QCOM can expand its share of BOM and address emerging opportunities. QCOM is beginning to address more functionality within mobile devices. It has already launched a successful RF product with unusually broad support for different frequency bands, and could, in the future, begin integrating that technology into its turnkey solutions. We see sensors – increasingly implemented in smartphones, but also necessary for many other connected devices – as a substantial opportunity. We also expect QCOM to play aggressively in integrated connectivity solutions for the emerging wearables, connected vehicle and “Internet of Things” (IoT) markets. We also believe that QCOM can lever its skills into future markets, such as ARM-based server CPUs, as they emerge.
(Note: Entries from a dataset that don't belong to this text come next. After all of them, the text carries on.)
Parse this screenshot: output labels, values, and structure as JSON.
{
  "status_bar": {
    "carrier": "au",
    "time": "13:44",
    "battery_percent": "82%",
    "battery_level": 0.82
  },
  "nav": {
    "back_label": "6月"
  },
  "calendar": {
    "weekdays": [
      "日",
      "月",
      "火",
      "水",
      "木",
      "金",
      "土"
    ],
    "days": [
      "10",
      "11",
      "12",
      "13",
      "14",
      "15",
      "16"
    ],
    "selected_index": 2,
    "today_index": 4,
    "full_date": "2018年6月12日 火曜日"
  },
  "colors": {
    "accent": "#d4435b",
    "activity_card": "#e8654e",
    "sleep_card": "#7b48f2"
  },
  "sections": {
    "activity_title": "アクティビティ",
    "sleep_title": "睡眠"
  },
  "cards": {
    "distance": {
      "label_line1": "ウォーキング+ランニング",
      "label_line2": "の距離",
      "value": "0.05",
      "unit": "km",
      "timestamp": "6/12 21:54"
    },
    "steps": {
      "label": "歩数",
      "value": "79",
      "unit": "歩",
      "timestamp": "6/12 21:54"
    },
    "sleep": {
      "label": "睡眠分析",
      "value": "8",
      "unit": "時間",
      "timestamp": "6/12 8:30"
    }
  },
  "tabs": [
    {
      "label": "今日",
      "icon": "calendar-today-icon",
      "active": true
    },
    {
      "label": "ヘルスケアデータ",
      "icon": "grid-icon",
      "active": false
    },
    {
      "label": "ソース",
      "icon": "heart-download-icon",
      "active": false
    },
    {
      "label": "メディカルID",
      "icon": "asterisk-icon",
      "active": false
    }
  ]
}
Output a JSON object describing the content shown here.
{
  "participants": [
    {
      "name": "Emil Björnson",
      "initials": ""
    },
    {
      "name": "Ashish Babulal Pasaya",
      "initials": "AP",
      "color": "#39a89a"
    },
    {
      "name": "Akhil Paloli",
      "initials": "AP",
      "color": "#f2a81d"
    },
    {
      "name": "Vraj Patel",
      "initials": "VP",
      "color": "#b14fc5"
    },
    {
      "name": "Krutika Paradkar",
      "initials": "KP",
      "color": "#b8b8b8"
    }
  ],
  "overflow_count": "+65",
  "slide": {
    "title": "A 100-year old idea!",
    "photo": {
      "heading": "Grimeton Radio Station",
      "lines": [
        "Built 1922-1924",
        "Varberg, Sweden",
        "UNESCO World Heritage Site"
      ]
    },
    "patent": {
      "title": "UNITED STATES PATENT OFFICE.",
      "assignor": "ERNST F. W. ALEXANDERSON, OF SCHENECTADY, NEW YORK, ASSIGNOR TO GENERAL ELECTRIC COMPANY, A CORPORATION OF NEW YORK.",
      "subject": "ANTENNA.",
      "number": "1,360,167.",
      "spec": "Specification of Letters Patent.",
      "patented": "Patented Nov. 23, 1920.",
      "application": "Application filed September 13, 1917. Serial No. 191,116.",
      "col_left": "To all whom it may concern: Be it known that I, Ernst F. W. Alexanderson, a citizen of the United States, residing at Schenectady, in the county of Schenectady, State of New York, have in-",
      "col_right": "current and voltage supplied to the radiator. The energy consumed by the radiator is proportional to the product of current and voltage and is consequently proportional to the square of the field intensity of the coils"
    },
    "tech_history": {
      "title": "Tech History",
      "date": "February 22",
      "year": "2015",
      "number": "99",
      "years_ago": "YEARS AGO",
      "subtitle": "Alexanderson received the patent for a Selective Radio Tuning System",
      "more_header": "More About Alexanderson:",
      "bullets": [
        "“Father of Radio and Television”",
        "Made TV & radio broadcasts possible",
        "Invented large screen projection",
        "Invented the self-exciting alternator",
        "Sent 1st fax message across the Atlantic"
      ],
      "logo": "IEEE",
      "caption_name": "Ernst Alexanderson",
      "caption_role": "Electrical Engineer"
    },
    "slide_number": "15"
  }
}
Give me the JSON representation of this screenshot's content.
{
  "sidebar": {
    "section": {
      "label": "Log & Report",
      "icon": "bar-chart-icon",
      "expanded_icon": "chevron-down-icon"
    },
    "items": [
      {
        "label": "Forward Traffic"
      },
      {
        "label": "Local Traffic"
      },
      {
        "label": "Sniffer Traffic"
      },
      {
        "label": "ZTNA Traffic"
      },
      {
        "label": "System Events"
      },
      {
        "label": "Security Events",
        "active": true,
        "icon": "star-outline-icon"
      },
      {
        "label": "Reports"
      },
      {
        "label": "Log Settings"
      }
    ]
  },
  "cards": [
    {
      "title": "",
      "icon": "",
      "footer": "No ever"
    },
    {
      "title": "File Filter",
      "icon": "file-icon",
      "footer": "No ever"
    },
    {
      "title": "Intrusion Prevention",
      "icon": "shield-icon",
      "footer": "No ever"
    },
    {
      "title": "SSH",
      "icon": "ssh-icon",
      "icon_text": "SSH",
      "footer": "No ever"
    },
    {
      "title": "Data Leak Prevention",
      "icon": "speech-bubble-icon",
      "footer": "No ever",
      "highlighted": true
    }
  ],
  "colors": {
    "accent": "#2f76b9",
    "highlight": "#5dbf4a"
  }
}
Negative sentiment is a big opportunity in QCOM. QCOM has been a notable laggard amongst the stocks in our large cap model portfolio, down about 10.5% YoY in a strong tech market. This negative sentiment may turn up in coming quarters due to several factors. First, improved royalty collections, completion of the transition to 64 bit chipsets, and more stable currency should return the company to robust top and bottom line growth. Second, initiatives to take device market share, expand the share of BOM addressed, and build new businesses in adjacent emerging markets should show progress, altering the narrative toward future growth. Finally, moves to raise its dividend and increase share buybacks will reward income investors, rein in share count, and placate would-be activists. We believe QCOM is likely to beat FY15 2.8% sales growth consensus, and to significantly top expectations for 4.7% growth in FY16 with further impact to the bottom line.

Please see our published research page for the full note.

Print Friendly, PDF & Email